Bringing the Unconscious to the Surface

Tamika, 26, was raised in a home with parents who were deeply religious. She was adopted and she was aware that she was adopted from an early age.

A part of her always wondered about her birth parents, but she subconsciously felt trying to learn more about them would be a betrayal to her parents. Regularly, people said things like: “you’re so lucky you got adopted” which reinforced the belief that she should feel nothing but gratitude. She never felt fully emotionally connected to her parents, but she did know that they loved her. 

When she meets Aaron, she’s smitten. They move quickly. She knows her parents will approve because he shares similar religious beliefs. But as they get closer she can’t help but feel a lack of trust. She regularly goes through his phone. She questions him consistently about where he’s been. She pushes him to propose to prove his loyalty.
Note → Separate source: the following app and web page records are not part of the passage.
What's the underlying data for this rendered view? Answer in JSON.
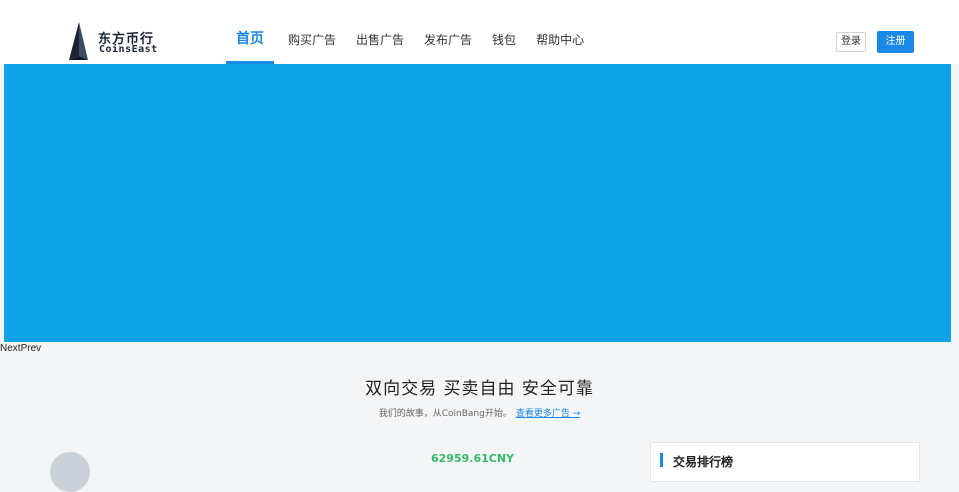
{
  "header": {
    "logo": {
      "cn": "东方币行",
      "en": "CoinsEast"
    },
    "nav": [
      {
        "label": "首页",
        "active": true
      },
      {
        "label": "购买广告",
        "active": false
      },
      {
        "label": "出售广告",
        "active": false
      },
      {
        "label": "发布广告",
        "active": false
      },
      {
        "label": "钱包",
        "active": false
      },
      {
        "label": "帮助中心",
        "active": false
      }
    ],
    "login_label": "登录",
    "register_label": "注册"
  },
  "banner": {
    "color": "#10a2e6"
  },
  "slider": {
    "next_label": "Next",
    "prev_label": "Prev"
  },
  "intro": {
    "headline": "双向交易 买卖自由 安全可靠",
    "subline": "我们的故事，从CoinBang开始。",
    "link_label": "查看更多广告 →"
  },
  "stats": {
    "price": "62959.61CNY"
  },
  "ranking": {
    "title": "交易排行榜"
  },
  "colors": {
    "accent": "#1b88e3",
    "price": "#35b86b"
  }
}
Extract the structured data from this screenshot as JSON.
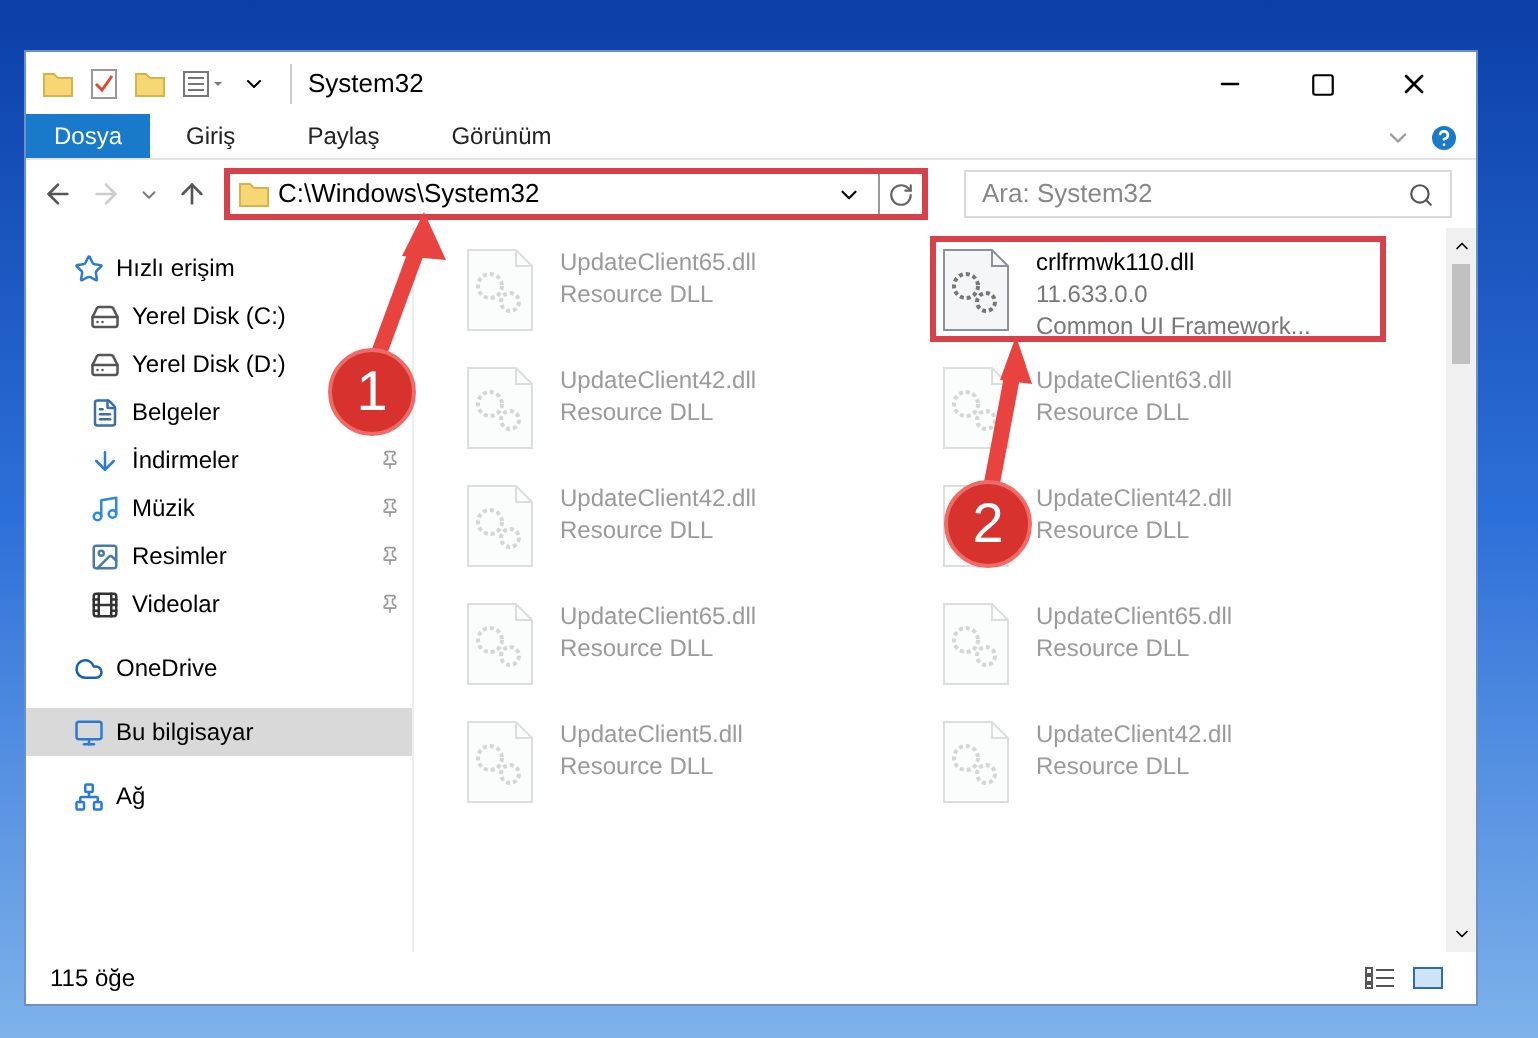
{
  "window": {
    "title": "System32"
  },
  "ribbon_tabs": [
    {
      "label": "Dosya",
      "selected": true
    },
    {
      "label": "Giriş",
      "selected": false
    },
    {
      "label": "Paylaş",
      "selected": false
    },
    {
      "label": "Görünüm",
      "selected": false
    }
  ],
  "address_bar": {
    "path": "C:\\Windows\\System32",
    "highlighted": true
  },
  "search": {
    "placeholder": "Ara: System32"
  },
  "sidebar": {
    "items": [
      {
        "label": "Hızlı erişim",
        "pinned": false,
        "selected": false,
        "kind": "group"
      },
      {
        "label": "Yerel Disk (C:)",
        "pinned": false,
        "selected": false,
        "kind": "child"
      },
      {
        "label": "Yerel Disk (D:)",
        "pinned": false,
        "selected": false,
        "kind": "child"
      },
      {
        "label": "Belgeler",
        "pinned": false,
        "selected": false,
        "kind": "child"
      },
      {
        "label": "İndirmeler",
        "pinned": true,
        "selected": false,
        "kind": "child"
      },
      {
        "label": "Müzik",
        "pinned": true,
        "selected": false,
        "kind": "child"
      },
      {
        "label": "Resimler",
        "pinned": true,
        "selected": false,
        "kind": "child"
      },
      {
        "label": "Videolar",
        "pinned": true,
        "selected": false,
        "kind": "child"
      },
      {
        "label": "OneDrive",
        "pinned": false,
        "selected": false,
        "kind": "group"
      },
      {
        "label": "Bu bilgisayar",
        "pinned": false,
        "selected": true,
        "kind": "group"
      },
      {
        "label": "Ağ",
        "pinned": false,
        "selected": false,
        "kind": "group"
      }
    ]
  },
  "files": [
    {
      "name": "UpdateClient65.dll",
      "lines": [
        "Resource DLL"
      ],
      "highlighted": false,
      "faded": true
    },
    {
      "name": "crlfrmwk110.dll",
      "lines": [
        "11.633.0.0",
        "Common UI Framework..."
      ],
      "highlighted": true,
      "faded": false
    },
    {
      "name": "UpdateClient42.dll",
      "lines": [
        "Resource DLL"
      ],
      "highlighted": false,
      "faded": true
    },
    {
      "name": "UpdateClient63.dll",
      "lines": [
        "Resource DLL"
      ],
      "highlighted": false,
      "faded": true
    },
    {
      "name": "UpdateClient42.dll",
      "lines": [
        "Resource DLL"
      ],
      "highlighted": false,
      "faded": true
    },
    {
      "name": "UpdateClient42.dll",
      "lines": [
        "Resource DLL"
      ],
      "highlighted": false,
      "faded": true
    },
    {
      "name": "UpdateClient65.dll",
      "lines": [
        "Resource DLL"
      ],
      "highlighted": false,
      "faded": true
    },
    {
      "name": "UpdateClient65.dll",
      "lines": [
        "Resource DLL"
      ],
      "highlighted": false,
      "faded": true
    },
    {
      "name": "UpdateClient5.dll",
      "lines": [
        "Resource DLL"
      ],
      "highlighted": false,
      "faded": true
    },
    {
      "name": "UpdateClient42.dll",
      "lines": [
        "Resource DLL"
      ],
      "highlighted": false,
      "faded": true
    }
  ],
  "annotations": [
    {
      "number": "1"
    },
    {
      "number": "2"
    }
  ],
  "status_bar": {
    "count": "115 öğe"
  }
}
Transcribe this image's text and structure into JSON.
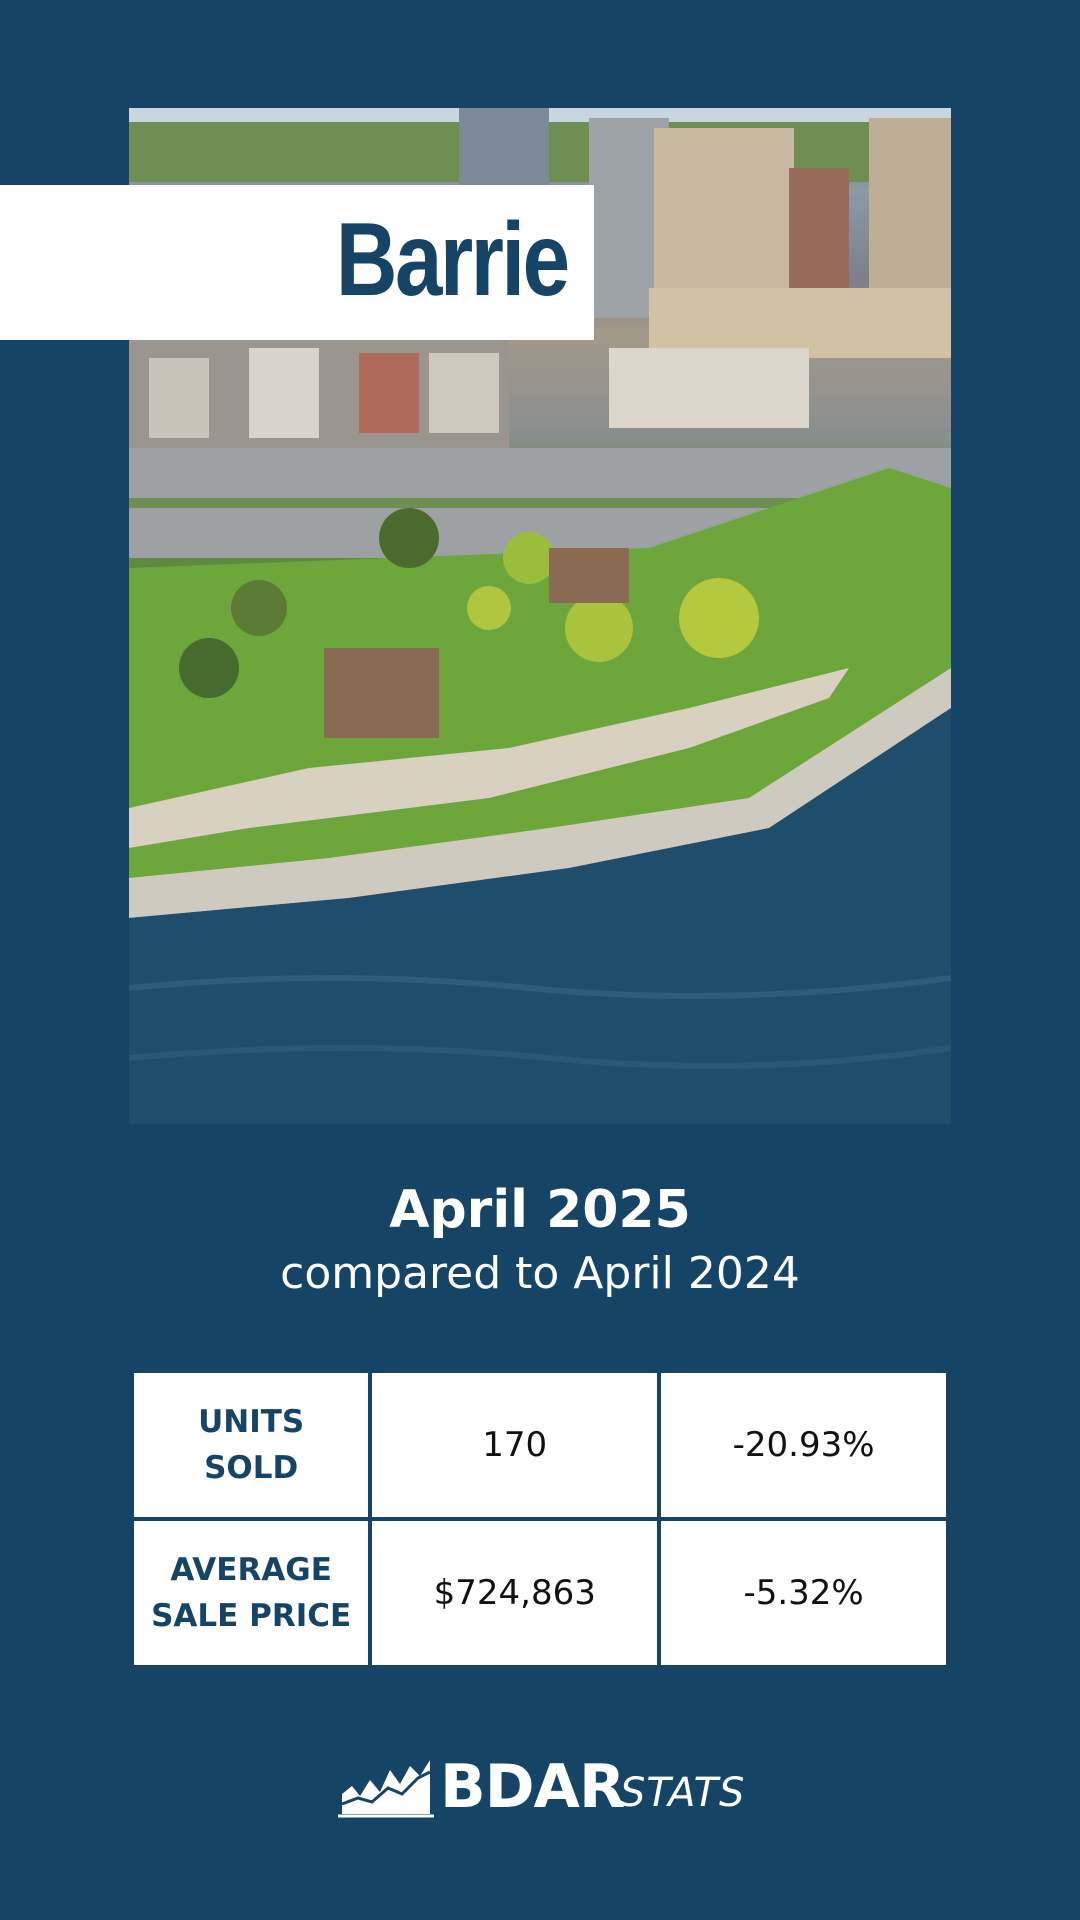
{
  "hero": {
    "city": "Barrie"
  },
  "period": {
    "title": "April 2025",
    "comparison": "compared to April 2024"
  },
  "stats": {
    "rows": [
      {
        "label": "UNITS\nSOLD",
        "value": "170",
        "change": "-20.93%"
      },
      {
        "label": "AVERAGE\nSALE PRICE",
        "value": "$724,863",
        "change": "-5.32%"
      }
    ]
  },
  "logo": {
    "brand": "BDAR",
    "sub": "STATS"
  },
  "colors": {
    "background": "#154466",
    "panel": "#ffffff",
    "accent_text": "#154466"
  }
}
The voice in her head and the alarm in her body speaks loudly: he will betray you. 

Aaron doesn’t know how to cope with her insecurity. In his mind, he’s done nothing but be faithful. He’s feeling exhausted and worn down by allegations. He starts to pull away, which only activates Tamika’s abandonment wound. 

She doesn’t have the words to communicate the impact of her adoption trauma — and even if she did she fears she’d hear what she’s heard since she was a child; “you should be grateful.”

She also can’t explain why she’s never felt safe in relationships and that her controlling behavior stems from an unconscious fear that people who love her will eventually leave her.

This is where a third party with a trained ear can be of service; to listen, to interrupt at key points during the conversation and ask questions, and gently guide the client towards seeing if the unconscious is influencing the conscious. There is absolutely no shame or embarrassment about looking at oneself and wanting to live more consciously, changing the course of one’s life for the better.

#therapy #counseling #counselor #psychology #endthestigma 

Making time for your well-being

Although its getting better, there is still an enormous amount of stigma and shame wrapped around the subject of mental health and seeking out help. Often times its viewed as embarrassing and/or shameful when the reality is that its no different from talking to your physical doctor about a pain in your knee or taking your car in when the check engine light comes on. Zero difference. Anyone can benefit from talking with someone when the need to unpack comes up.

Judgement

Though it is human to evaluate people we encounter based on first impressions, the conclusions we come to are seldom unaffected by our own fears and our own preconceptions. We see the world as we are, and not as it actually is. Additionally, our judgments are frequently incomplete. For example, wealth can seem like proof that an individual is spoiled, and poverty can be seen as a signifier of laziness — neither of which may be true. At the heart of the tendency to categorize and criticize, we often find insecurity. Overcoming our need to set ourselves apart from what we fear is a matter of understanding the root of judgment and then reaffirming our commitment to tolerance.

When we catch ourselves thinking or behaving judgmentally, we should ask ourselves where these judgments come from. Traits we hope we do not possess can instigate our criticism when we see them in others because passing judgment distances us from those traits. Once we regain our center, we can reinforce our open-mindedness by putting our feelings into words. To acknowledge to ourselves that we have judged, and that we have identified the root of our judgments, is the first step to a path of compassion. Recognizing that we limit our awareness by assessing others critically can make moving past our initial impressions much easier. Judgments seldom leave room for alternate possibilities.

Mother Teresa said, “If you judge people, you don’t have time to love them.” If we are quick to pass judgment on others, we forget that they, like us, are human beings. As we seldom know what roads people have traveled before a shared encounter or why they have come into our lives, we should always give those we meet the gift of an open heart. Doing so allows us to replace fear-based criticism with appreciation because we can then focus wholeheartedly on the spark of good that burns in all human souls.